Another concern is data security. Since 5G enables significantly more devices to be connected at once, it offers hackers more potential access points and higher stakes. Not only can malicious cyberattacks collect much more private data in one single attack – meaning, a higher payoff for similar effort – but they can also do greater harm. For instance, disrupting the connection in the middle of a remote surgery or taking a fleet of self-driving cars offline could have life-threatening consequences.
For that reason, as they transition to 5G, both public and private networks must plug the security holes that already exist in 4G and adopt new technologies to make our networks more resilient and less vulnerable.
What does 5G mean for Macao?
Overall, a much faster and more seamless online experience. 5G’s download speed has the potential to reach up to 20 Gigabits-per-second (Gbps) – over 100 times faster than 4G – but in Macao, speeds will more likely only be four to eight times faster. Even so, 5G will improve how we experience data-heavy online media, like videos, and enable augmented or virtual reality to feel more authentic.

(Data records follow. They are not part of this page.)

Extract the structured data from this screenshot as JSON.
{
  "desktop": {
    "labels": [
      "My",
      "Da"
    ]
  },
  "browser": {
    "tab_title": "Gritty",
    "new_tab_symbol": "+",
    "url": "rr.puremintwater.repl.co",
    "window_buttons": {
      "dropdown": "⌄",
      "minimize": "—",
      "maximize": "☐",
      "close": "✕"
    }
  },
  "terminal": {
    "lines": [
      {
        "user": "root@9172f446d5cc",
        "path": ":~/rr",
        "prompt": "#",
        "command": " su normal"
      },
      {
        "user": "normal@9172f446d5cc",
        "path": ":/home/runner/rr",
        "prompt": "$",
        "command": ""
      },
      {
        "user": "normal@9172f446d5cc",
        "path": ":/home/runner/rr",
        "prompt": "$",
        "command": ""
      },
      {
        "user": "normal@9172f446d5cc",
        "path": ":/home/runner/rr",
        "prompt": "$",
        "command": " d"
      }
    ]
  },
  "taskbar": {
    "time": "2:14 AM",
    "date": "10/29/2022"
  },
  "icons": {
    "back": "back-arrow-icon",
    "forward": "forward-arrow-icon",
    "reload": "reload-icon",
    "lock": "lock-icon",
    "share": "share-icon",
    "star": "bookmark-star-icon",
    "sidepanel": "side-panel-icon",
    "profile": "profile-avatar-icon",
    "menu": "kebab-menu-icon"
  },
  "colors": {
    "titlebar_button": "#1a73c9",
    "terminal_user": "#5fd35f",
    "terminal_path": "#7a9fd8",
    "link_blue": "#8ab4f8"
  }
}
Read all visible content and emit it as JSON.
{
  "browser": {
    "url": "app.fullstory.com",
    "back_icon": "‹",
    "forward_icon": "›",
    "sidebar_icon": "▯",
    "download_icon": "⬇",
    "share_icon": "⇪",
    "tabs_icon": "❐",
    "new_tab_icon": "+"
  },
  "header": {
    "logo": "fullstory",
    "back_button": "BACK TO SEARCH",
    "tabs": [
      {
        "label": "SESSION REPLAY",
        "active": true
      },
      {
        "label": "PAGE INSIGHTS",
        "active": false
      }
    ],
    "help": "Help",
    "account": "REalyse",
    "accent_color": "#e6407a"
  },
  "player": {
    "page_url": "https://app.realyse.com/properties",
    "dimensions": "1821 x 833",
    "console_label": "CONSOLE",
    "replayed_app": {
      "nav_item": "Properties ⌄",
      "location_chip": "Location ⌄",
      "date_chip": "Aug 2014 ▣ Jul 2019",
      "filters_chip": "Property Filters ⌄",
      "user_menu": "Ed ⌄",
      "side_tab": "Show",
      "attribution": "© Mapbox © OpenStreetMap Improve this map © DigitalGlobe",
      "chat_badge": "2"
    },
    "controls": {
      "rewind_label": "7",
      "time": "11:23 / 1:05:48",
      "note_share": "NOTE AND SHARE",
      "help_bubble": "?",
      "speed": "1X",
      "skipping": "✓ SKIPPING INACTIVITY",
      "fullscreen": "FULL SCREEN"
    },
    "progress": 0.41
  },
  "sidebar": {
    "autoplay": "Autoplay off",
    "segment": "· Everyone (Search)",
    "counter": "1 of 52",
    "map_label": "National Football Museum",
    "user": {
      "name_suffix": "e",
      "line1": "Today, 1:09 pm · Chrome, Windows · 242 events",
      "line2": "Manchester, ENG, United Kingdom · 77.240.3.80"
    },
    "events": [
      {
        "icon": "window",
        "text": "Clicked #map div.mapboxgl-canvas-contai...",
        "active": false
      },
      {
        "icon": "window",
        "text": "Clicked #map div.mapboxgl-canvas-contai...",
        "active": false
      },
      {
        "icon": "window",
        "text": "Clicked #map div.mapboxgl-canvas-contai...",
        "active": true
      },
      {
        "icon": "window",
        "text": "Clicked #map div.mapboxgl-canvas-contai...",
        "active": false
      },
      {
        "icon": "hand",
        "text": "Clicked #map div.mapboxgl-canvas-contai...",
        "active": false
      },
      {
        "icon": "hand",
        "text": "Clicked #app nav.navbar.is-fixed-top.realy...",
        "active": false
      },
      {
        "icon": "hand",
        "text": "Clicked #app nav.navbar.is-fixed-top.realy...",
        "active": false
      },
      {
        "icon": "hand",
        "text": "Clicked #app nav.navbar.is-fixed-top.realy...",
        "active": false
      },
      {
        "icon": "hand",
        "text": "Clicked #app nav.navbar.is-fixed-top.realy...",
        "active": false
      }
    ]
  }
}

Everyday people will be able to download a full-length HD movie onto their phone in seconds. Video conferencing and multiplayer gaming will be far smoother and more in sync, so long as you have a device that supports 5G, as well as a 5G phone plan with CTM or China Telecom.
CTM’s 5G plans start from MOP 178 per month, which includes up to 15 GB of full-speed data for fast video streaming and photo downloads. The company is no longer offering 4G plans – those who wish to renew or upgrade will be offered a 5G plan, according to a customer service officer.
By comparison, China Telecom’s two-year contract starts from MOP 188 monthly for 25GB of 5G data usage in Macao and mainland China, compared with MOP 98 monthly for a 4G plan with data usage in Macao and mainland China. On CTM, 5G upload and download speeds are roughly eight times faster than 4G, while speeds are four times faster on China Telecom.
With 5G, you may also start upgrading your home with devices like smart speakers, a smart light bulb system, laundry machines or some all-in-one home hub gadgets – all controlled by your phone or tablet. The 5G-enabled “smartness” can also be extended to office buildings and factories, enhancing the efficiency of production and collaboration.
5G will also open doors for Macao’s businesses and potentially attract more global tech companies to the city. The government recently kicked off its quest to turn Macao into “a breeding ground for new technologies” and in December 2021, the inaugural BEYOND EXPO was launched. The last BEYOND EXPO, held in September 2022, highlighted the city’s bold ambitions in healthcare, sustainability and consumer tech. And 5G is one of the pillars necessary to make these plans a reality.